in the professional field, the men and women of the Catholic
press. There was a camaraderie in the national and regional conventions
of the Catholic Press Association that would be difficult to
duplicate in similar groups of individuals bound by a common
cause. Even more, there was the inspiration and encouragement
to be derived from association with men dedicated to an apostolate
as essential for the salvation of souls as the pastoral tasks
of preaching, catechising and administering the Sacraments.
I served one term on the executive
board of the Catholic Press Association when the late and lovable
Monsignor Peter Wynhoven of New Orleans was president; edited
for one year the Association's monthly news bulletin; supervised
the Association's annual short story contest; and appeared as
speaker or discussion leader at various conventions. Busy years
but happy ones because I was doing what l liked, and for which
I considered myself qualified and equipped.
In the summer of 1946 my religious
superiors transferred me to the Franciscan home mission band
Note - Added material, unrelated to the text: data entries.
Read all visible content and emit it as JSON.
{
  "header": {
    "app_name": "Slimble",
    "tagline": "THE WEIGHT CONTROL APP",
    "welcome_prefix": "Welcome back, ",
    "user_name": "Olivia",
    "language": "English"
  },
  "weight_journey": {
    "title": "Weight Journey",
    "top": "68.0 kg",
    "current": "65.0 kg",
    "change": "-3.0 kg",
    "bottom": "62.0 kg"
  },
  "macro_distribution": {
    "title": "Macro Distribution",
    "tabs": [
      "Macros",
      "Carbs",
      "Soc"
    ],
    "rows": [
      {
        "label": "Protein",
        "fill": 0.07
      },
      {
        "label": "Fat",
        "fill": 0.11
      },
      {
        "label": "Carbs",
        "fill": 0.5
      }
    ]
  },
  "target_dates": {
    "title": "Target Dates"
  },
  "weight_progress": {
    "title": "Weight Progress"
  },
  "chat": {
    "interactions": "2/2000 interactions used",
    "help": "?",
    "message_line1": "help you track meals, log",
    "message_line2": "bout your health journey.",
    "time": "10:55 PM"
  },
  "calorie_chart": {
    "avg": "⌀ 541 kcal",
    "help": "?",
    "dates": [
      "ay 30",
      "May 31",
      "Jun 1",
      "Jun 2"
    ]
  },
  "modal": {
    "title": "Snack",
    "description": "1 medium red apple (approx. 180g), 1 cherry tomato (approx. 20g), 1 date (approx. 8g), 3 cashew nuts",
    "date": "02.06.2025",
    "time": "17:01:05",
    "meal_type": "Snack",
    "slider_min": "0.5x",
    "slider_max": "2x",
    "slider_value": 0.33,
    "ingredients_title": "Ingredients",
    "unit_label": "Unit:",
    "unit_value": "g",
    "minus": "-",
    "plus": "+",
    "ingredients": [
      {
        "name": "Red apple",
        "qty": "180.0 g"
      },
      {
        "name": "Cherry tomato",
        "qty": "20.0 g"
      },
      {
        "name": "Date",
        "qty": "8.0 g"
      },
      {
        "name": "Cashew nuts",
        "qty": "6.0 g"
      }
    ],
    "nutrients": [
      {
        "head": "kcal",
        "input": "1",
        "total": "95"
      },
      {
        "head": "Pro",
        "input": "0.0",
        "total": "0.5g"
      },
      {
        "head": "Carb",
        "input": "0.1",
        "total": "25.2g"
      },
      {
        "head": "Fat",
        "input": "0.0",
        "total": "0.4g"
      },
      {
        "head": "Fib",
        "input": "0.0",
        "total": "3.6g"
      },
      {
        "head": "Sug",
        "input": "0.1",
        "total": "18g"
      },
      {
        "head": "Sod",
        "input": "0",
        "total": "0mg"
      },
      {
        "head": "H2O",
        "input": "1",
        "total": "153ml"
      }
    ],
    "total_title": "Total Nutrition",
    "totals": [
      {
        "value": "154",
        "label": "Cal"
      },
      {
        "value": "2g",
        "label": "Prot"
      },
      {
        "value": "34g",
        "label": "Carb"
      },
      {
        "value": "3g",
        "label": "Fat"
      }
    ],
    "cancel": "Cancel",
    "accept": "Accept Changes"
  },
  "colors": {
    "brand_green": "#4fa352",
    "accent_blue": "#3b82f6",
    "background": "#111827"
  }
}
of the Cincinnati province of St. John the Baptist. During the
next five years I preached parish missions, retreats to nuns,
Forty Hours, triduums, and other courses of sermons wherever
duty called me, traveling from Calumet in the north to San Antonio
in the south, and from Lowell in the east to Gallup in the west.
Living out of a suitcase, serving as the channel through which
God poured His mercy upon sinners, I was able to see the United
States more completely and intimately than if I had joined the
army or navy. I have said more than once that this experience,
in the rusty realm of dollars and cents, was worth a million,
there being no better way to study the human heart and the sad
results of original sin. No priestly work is so consoling and
xo spiritually rewardling, but it takes a rough constitution,
a rugged nervous system and a relentless faith to hold up under
the work for a long time.
For me those years on the mission
band proved in many ways the proverbial blessing in disguise.
Between consulting bus and train schedules, clicking off thousands
of confessions in that tiny dark box which holds the history
of the world, and selling salvation by tongue, I was able to
write two books, Good Morning, Good People, and Walk
With the Wise. The former, a collection of retreat conferences
for religious, will soon appear in its fourth printing, and the
latter, sermonettes based upon incidents in the lives of fifty
saints, is selling well in its second.
Authorship has many compensations,
not the smallest of which is the fan mail and the friendships
that unexpectedly come the writer's way. I have had letters (as
no doubt many other writers have had too) from such faraway places
as New Zealand, India, England, Ireland, the Philippines, Australia,
Germany, most of them, I must admit, from nuns who had read my
Good Morning, Good People. Much unsolicited mail also reached
my desk from readers in this country.
In mid-June, 1951, I returned
to Louisville, Kentucky, where I was then stationed, from two
consecutive retreats preached to nuns in Dubuque, Iowa, and I
had not even unpacked when a telephone call from Cincinnati informed
me that the chapter meeting of our province had elected me a
definitor, or board member. That same summer chapter appointed
me the rector of St. Francis Seminary, situated in the rolling
hills of Mount Healthy, a town bordering Cincinnati. This double
post of definitor and rector I served for one three-year term,
the assignments terminating in 1954.
The next year I taught English
and American literature in Duns Scotus College, Detroit, where
I also had charge of the large nine-hundred-member Third Order
of St. Francis fraternity which meets monthlv in the college
Since the summer of '55 I have
heen the clirector of the Friarhurst Retreat House, Cincinnati,
where every weekend the whole year round, excluding conflicts
with national holidays, a closed retreat is held for lay men
and lay women. During the winter and spring months four to five
local high schools also send all of their senior girls to Friarhurst
tor a three-day closed retreat.
M future plans? I still have
a book or two that I hope to write. These will evolve from the
planning stage only when days have more than twenty-four hours
or I can discover a method of going without sleep.